[[ DATA SHOWN open ]]

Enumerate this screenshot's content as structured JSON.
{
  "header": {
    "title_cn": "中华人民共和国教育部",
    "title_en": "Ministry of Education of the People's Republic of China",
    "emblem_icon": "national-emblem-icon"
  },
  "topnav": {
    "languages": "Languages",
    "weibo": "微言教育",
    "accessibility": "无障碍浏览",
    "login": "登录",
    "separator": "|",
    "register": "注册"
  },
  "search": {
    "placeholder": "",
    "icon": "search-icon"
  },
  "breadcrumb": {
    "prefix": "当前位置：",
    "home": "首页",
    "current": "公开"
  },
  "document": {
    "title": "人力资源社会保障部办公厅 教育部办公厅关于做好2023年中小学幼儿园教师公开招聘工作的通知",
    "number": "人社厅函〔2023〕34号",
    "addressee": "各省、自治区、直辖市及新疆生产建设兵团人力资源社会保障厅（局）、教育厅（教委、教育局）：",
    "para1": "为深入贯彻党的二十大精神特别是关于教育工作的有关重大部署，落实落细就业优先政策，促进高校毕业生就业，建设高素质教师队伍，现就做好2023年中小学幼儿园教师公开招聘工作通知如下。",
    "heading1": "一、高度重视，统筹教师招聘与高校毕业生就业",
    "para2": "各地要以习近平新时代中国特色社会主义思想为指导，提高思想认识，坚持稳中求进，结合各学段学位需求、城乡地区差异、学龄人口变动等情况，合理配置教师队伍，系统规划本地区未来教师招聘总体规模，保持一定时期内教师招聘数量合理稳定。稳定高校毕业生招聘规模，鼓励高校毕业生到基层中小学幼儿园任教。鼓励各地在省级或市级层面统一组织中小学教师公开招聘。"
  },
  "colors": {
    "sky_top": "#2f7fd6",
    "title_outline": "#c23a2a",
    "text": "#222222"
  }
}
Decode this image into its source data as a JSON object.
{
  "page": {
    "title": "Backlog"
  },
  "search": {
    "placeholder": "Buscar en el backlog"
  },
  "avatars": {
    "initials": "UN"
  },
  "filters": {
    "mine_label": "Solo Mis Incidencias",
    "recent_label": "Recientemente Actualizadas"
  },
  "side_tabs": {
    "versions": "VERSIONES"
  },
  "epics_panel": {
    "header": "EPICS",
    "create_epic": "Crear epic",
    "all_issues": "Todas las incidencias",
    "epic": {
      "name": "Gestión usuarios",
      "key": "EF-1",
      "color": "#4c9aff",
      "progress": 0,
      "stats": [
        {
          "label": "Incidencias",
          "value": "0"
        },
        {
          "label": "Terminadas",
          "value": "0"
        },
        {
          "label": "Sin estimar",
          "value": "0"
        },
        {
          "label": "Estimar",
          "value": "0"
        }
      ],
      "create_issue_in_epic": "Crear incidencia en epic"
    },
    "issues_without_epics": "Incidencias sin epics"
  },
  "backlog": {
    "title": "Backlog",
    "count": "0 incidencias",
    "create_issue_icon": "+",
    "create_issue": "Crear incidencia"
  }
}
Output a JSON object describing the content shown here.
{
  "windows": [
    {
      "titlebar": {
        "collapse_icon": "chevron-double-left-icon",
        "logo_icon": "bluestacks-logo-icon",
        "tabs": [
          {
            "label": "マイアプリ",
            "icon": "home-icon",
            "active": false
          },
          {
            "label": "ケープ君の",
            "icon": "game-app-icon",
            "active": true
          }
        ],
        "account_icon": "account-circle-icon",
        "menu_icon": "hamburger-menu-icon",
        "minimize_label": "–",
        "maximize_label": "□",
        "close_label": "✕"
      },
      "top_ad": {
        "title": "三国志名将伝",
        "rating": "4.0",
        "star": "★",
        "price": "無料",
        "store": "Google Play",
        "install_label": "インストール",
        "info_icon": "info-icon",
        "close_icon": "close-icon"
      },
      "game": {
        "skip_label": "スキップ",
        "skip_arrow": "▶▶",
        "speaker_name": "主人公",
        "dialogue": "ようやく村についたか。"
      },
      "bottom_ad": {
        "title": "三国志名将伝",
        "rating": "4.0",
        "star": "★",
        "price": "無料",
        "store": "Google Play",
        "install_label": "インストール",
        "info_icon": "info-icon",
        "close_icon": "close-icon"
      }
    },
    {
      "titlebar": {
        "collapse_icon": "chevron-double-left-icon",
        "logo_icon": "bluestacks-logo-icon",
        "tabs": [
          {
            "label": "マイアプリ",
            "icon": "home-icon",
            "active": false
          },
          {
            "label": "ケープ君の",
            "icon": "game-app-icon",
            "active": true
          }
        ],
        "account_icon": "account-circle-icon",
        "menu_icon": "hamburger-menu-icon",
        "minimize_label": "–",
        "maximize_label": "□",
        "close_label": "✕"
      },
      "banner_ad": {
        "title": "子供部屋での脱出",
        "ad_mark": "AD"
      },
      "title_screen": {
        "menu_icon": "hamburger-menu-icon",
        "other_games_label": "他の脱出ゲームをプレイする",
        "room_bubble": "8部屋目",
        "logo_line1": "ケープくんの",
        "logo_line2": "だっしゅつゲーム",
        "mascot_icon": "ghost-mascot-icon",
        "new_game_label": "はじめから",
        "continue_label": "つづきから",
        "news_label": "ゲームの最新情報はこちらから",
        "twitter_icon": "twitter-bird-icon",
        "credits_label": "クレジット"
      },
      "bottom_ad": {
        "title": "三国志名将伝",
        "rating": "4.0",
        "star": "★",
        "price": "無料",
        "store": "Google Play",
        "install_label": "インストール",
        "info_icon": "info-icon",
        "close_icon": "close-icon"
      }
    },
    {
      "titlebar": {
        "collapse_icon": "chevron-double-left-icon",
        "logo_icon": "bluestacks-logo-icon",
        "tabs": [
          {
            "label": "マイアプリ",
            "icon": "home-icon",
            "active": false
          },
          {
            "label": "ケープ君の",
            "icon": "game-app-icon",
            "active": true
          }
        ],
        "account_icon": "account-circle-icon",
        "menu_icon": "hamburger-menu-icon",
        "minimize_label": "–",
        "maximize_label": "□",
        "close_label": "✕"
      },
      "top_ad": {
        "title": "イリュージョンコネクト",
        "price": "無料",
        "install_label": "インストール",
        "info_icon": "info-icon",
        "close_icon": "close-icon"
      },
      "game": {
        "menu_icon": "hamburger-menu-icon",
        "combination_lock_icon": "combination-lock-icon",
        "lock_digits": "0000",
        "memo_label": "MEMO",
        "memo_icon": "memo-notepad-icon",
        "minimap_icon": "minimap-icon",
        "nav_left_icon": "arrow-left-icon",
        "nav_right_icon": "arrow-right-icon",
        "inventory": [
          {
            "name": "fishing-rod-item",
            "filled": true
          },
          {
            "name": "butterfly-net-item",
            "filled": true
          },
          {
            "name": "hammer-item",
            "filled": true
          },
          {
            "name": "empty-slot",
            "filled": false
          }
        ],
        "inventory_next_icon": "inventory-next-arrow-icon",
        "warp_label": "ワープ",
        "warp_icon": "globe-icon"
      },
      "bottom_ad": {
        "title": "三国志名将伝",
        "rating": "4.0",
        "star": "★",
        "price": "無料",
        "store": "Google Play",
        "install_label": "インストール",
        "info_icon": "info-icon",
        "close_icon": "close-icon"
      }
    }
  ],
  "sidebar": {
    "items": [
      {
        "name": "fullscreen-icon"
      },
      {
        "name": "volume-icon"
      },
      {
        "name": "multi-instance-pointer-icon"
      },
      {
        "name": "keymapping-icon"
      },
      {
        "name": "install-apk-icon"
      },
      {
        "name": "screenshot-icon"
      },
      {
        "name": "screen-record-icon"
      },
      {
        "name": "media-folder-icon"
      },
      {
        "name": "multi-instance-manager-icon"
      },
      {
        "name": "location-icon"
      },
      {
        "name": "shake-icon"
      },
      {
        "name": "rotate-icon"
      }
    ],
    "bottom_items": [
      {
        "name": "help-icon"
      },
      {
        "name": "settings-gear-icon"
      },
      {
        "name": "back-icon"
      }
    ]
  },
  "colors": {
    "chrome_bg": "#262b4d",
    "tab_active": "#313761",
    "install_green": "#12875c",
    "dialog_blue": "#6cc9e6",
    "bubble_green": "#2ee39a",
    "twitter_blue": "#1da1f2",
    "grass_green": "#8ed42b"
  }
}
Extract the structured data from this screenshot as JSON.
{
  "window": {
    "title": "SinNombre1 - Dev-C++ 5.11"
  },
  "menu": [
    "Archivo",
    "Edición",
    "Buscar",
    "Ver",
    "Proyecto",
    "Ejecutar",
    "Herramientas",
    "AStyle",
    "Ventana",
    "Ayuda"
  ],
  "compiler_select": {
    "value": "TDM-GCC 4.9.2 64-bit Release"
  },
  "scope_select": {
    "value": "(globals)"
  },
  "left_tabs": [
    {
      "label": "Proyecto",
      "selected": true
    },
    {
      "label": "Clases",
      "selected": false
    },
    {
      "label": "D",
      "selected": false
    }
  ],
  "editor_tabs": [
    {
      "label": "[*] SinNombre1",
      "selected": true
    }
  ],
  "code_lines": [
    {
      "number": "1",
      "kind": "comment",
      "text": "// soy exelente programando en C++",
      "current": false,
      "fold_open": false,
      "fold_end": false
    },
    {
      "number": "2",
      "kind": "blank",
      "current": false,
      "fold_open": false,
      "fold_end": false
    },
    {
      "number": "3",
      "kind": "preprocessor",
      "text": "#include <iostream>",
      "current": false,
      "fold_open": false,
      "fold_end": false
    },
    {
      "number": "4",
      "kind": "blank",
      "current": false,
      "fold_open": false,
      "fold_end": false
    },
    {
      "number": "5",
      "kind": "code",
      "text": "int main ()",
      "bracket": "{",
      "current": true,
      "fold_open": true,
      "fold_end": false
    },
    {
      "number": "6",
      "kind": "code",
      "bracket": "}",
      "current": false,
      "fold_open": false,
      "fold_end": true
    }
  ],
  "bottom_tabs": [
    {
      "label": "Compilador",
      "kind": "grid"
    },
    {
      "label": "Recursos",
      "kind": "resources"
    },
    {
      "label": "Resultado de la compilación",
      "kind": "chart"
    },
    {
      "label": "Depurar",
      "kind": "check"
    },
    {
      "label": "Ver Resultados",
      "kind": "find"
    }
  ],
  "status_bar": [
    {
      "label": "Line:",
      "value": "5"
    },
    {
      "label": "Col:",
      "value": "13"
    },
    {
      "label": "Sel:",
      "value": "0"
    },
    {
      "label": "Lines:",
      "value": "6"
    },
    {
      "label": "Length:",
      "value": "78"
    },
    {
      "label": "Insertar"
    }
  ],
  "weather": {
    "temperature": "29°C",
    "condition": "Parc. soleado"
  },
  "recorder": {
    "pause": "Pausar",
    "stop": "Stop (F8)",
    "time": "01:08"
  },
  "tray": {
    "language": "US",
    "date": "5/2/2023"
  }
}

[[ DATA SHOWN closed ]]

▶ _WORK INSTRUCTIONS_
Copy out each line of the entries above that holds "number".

▶ _TASK RESPONSE_
    "number": "人社厅函〔2023〕34号",
      "number": "1",
      "number": "2",
      "number": "3",
      "number": "4",
      "number": "5",
      "number": "6",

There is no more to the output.